» Exercise details:
Output the data word for word, dropping every image.

Excerpts from a dataset
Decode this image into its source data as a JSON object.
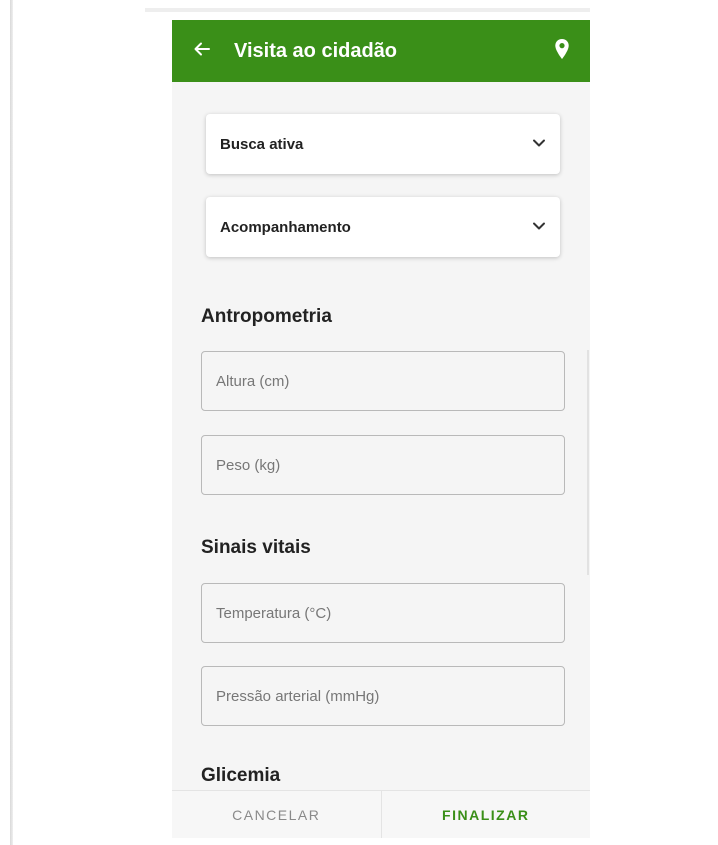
{
  "appbar": {
    "title": "Visita ao cidadão",
    "back_icon": "arrow-left-icon",
    "location_icon": "location-pin-icon",
    "color": "#3a8f18"
  },
  "selects": [
    {
      "value": "Busca ativa",
      "icon": "chevron-down-icon"
    },
    {
      "value": "Acompanhamento",
      "icon": "chevron-down-icon"
    }
  ],
  "sections": {
    "antropometria": {
      "title": "Antropometria",
      "fields": [
        {
          "placeholder": "Altura (cm)",
          "value": ""
        },
        {
          "placeholder": "Peso (kg)",
          "value": ""
        }
      ]
    },
    "sinais_vitais": {
      "title": "Sinais vitais",
      "fields": [
        {
          "placeholder": "Temperatura (°C)",
          "value": ""
        },
        {
          "placeholder": "Pressão arterial (mmHg)",
          "value": ""
        }
      ]
    },
    "glicemia": {
      "title": "Glicemia"
    }
  },
  "bottom_bar": {
    "cancel_label": "CANCELAR",
    "finish_label": "FINALIZAR"
  }
}
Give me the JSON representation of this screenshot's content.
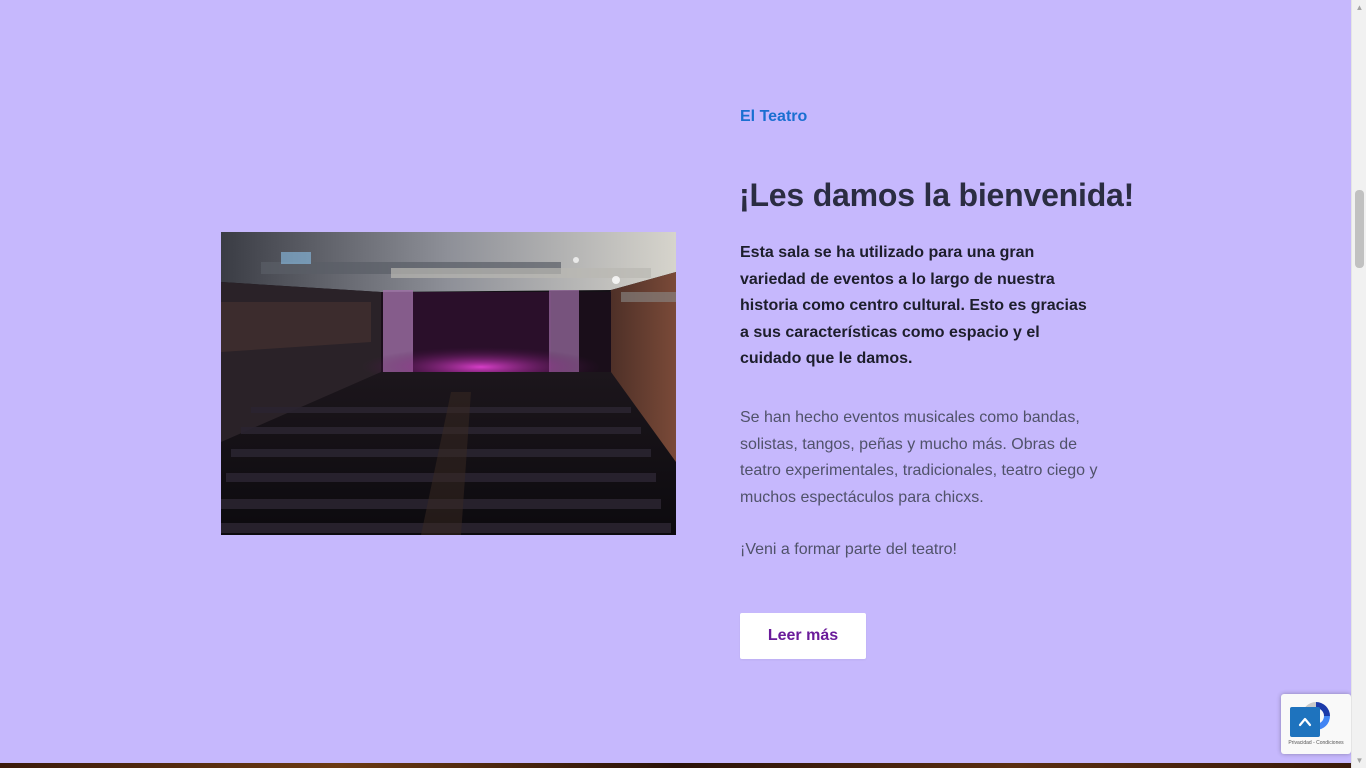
{
  "section": {
    "eyebrow": "El Teatro",
    "headline": "¡Les damos la bienvenida!",
    "lead": "Esta sala se ha utilizado para una gran variedad de eventos a lo largo de nuestra historia como centro cultural. Esto es gracias a sus características como espacio y el cuidado que le damos.",
    "body_paragraph": "Se han hecho eventos musicales como bandas, solistas, tangos, peñas y mucho más. Obras de teatro experimentales, tradicionales, teatro ciego y muchos espectáculos para chicxs.",
    "call_to_action_text": "¡Veni a formar parte del teatro!",
    "button_label": "Leer más"
  },
  "recaptcha": {
    "footer_text": "Privacidad - Condiciones"
  },
  "icons": {
    "back_to_top": "chevron-up-icon",
    "recaptcha": "recaptcha-logo-icon"
  },
  "colors": {
    "background": "#c6b8fd",
    "eyebrow": "#1a6fd1",
    "headline": "#2b2d42",
    "button_text": "#6a1b9a",
    "back_to_top": "#1e73be"
  }
}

» Exercise result:
Decode this image into its source data as a JSON object.
{
  "appbar": {
    "title": "Visita ao cidadão",
    "back_icon": "arrow-left-icon",
    "location_icon": "location-pin-icon",
    "color": "#3a8f18"
  },
  "selects": [
    {
      "value": "Busca ativa",
      "icon": "chevron-down-icon"
    },
    {
      "value": "Acompanhamento",
      "icon": "chevron-down-icon"
    }
  ],
  "sections": {
    "antropometria": {
      "title": "Antropometria",
      "fields": [
        {
          "placeholder": "Altura (cm)",
          "value": ""
        },
        {
          "placeholder": "Peso (kg)",
          "value": ""
        }
      ]
    },
    "sinais_vitais": {
      "title": "Sinais vitais",
      "fields": [
        {
          "placeholder": "Temperatura (°C)",
          "value": ""
        },
        {
          "placeholder": "Pressão arterial (mmHg)",
          "value": ""
        }
      ]
    },
    "glicemia": {
      "title": "Glicemia"
    }
  },
  "bottom_bar": {
    "cancel_label": "CANCELAR",
    "finish_label": "FINALIZAR"
  }
}
Give me the JSON representation of this screenshot's content.
{
  "section": {
    "eyebrow": "El Teatro",
    "headline": "¡Les damos la bienvenida!",
    "lead": "Esta sala se ha utilizado para una gran variedad de eventos a lo largo de nuestra historia como centro cultural. Esto es gracias a sus características como espacio y el cuidado que le damos.",
    "body_paragraph": "Se han hecho eventos musicales como bandas, solistas, tangos, peñas y mucho más. Obras de teatro experimentales, tradicionales, teatro ciego y muchos espectáculos para chicxs.",
    "call_to_action_text": "¡Veni a formar parte del teatro!",
    "button_label": "Leer más"
  },
  "recaptcha": {
    "footer_text": "Privacidad - Condiciones"
  },
  "icons": {
    "back_to_top": "chevron-up-icon",
    "recaptcha": "recaptcha-logo-icon"
  },
  "colors": {
    "background": "#c6b8fd",
    "eyebrow": "#1a6fd1",
    "headline": "#2b2d42",
    "button_text": "#6a1b9a",
    "back_to_top": "#1e73be"
  }
}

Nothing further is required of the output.